Records to use:
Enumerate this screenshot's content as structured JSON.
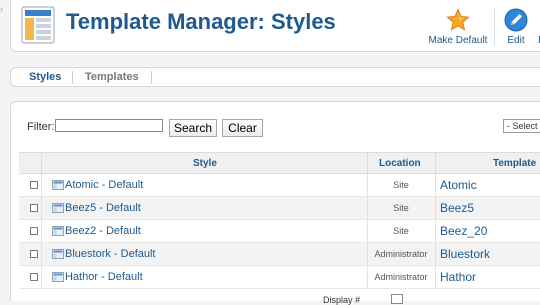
{
  "header": {
    "title": "Template Manager: Styles",
    "logo_icon": "template-manager-icon",
    "toolbar": {
      "make_default": {
        "label": "Make Default",
        "icon": "star-icon",
        "color": "#f29b1e"
      },
      "edit": {
        "label": "Edit",
        "icon": "pencil-icon",
        "color": "#2a7fd4"
      },
      "cut_label": "I"
    }
  },
  "subtabs": [
    {
      "label": "Styles",
      "active": true
    },
    {
      "label": "Templates",
      "active": false
    }
  ],
  "filter": {
    "label": "Filter:",
    "value": "",
    "search_label": "Search",
    "clear_label": "Clear",
    "select_value": "- Select"
  },
  "table": {
    "columns": [
      "Style",
      "Location",
      "Template"
    ],
    "rows": [
      {
        "style": "Atomic - Default",
        "location": "Site",
        "template": "Atomic"
      },
      {
        "style": "Beez5 - Default",
        "location": "Site",
        "template": "Beez5"
      },
      {
        "style": "Beez2 - Default",
        "location": "Site",
        "template": "Beez_20"
      },
      {
        "style": "Bluestork - Default",
        "location": "Administrator",
        "template": "Bluestork"
      },
      {
        "style": "Hathor - Default",
        "location": "Administrator",
        "template": "Hathor"
      }
    ]
  },
  "footer": {
    "display_label": "Display #"
  },
  "colors": {
    "title": "#1e5a8e",
    "link": "#1e5a8e",
    "header_bg": "#f0f0f0",
    "row_alt_bg": "#f3f3f3"
  }
}
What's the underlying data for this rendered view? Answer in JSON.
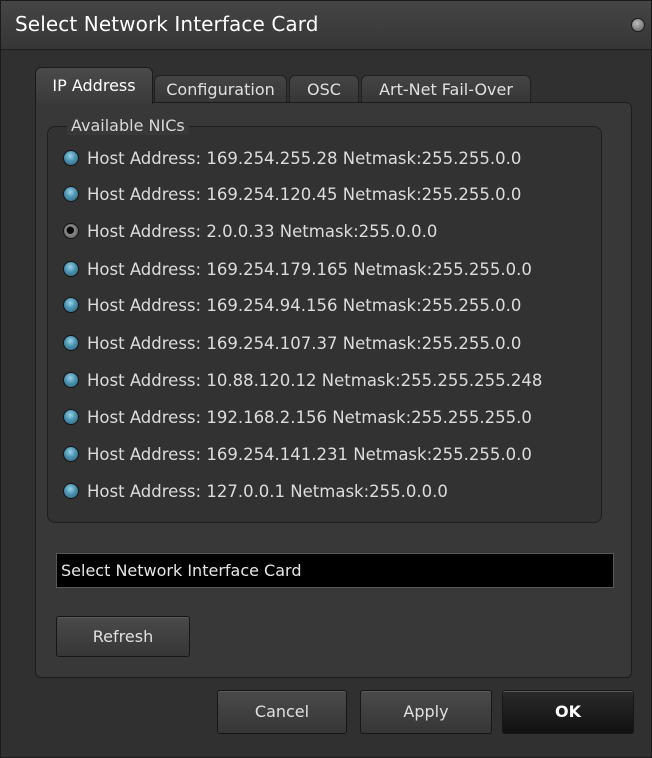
{
  "window": {
    "title": "Select Network Interface Card"
  },
  "tabs": [
    {
      "label": "IP Address",
      "active": true
    },
    {
      "label": "Configuration",
      "active": false
    },
    {
      "label": "OSC",
      "active": false
    },
    {
      "label": "Art-Net Fail-Over",
      "active": false
    }
  ],
  "group": {
    "title": "Available NICs"
  },
  "nics": [
    {
      "label": "Host Address: 169.254.255.28 Netmask:255.255.0.0",
      "selected": false
    },
    {
      "label": "Host Address: 169.254.120.45 Netmask:255.255.0.0",
      "selected": false
    },
    {
      "label": "Host Address: 2.0.0.33 Netmask:255.0.0.0",
      "selected": true
    },
    {
      "label": "Host Address: 169.254.179.165 Netmask:255.255.0.0",
      "selected": false
    },
    {
      "label": "Host Address: 169.254.94.156 Netmask:255.255.0.0",
      "selected": false
    },
    {
      "label": "Host Address: 169.254.107.37 Netmask:255.255.0.0",
      "selected": false
    },
    {
      "label": "Host Address: 10.88.120.12 Netmask:255.255.255.248",
      "selected": false
    },
    {
      "label": "Host Address: 192.168.2.156 Netmask:255.255.255.0",
      "selected": false
    },
    {
      "label": "Host Address: 169.254.141.231 Netmask:255.255.0.0",
      "selected": false
    },
    {
      "label": "Host Address: 127.0.0.1 Netmask:255.0.0.0",
      "selected": false
    }
  ],
  "status": {
    "text": "Select Network Interface Card"
  },
  "buttons": {
    "refresh": "Refresh",
    "cancel": "Cancel",
    "apply": "Apply",
    "ok": "OK"
  }
}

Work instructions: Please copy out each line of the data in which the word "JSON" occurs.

Finished task:
Enumerate this screenshot's content as structured JSON.
What's the underlying data for this rendered view? Answer in JSON.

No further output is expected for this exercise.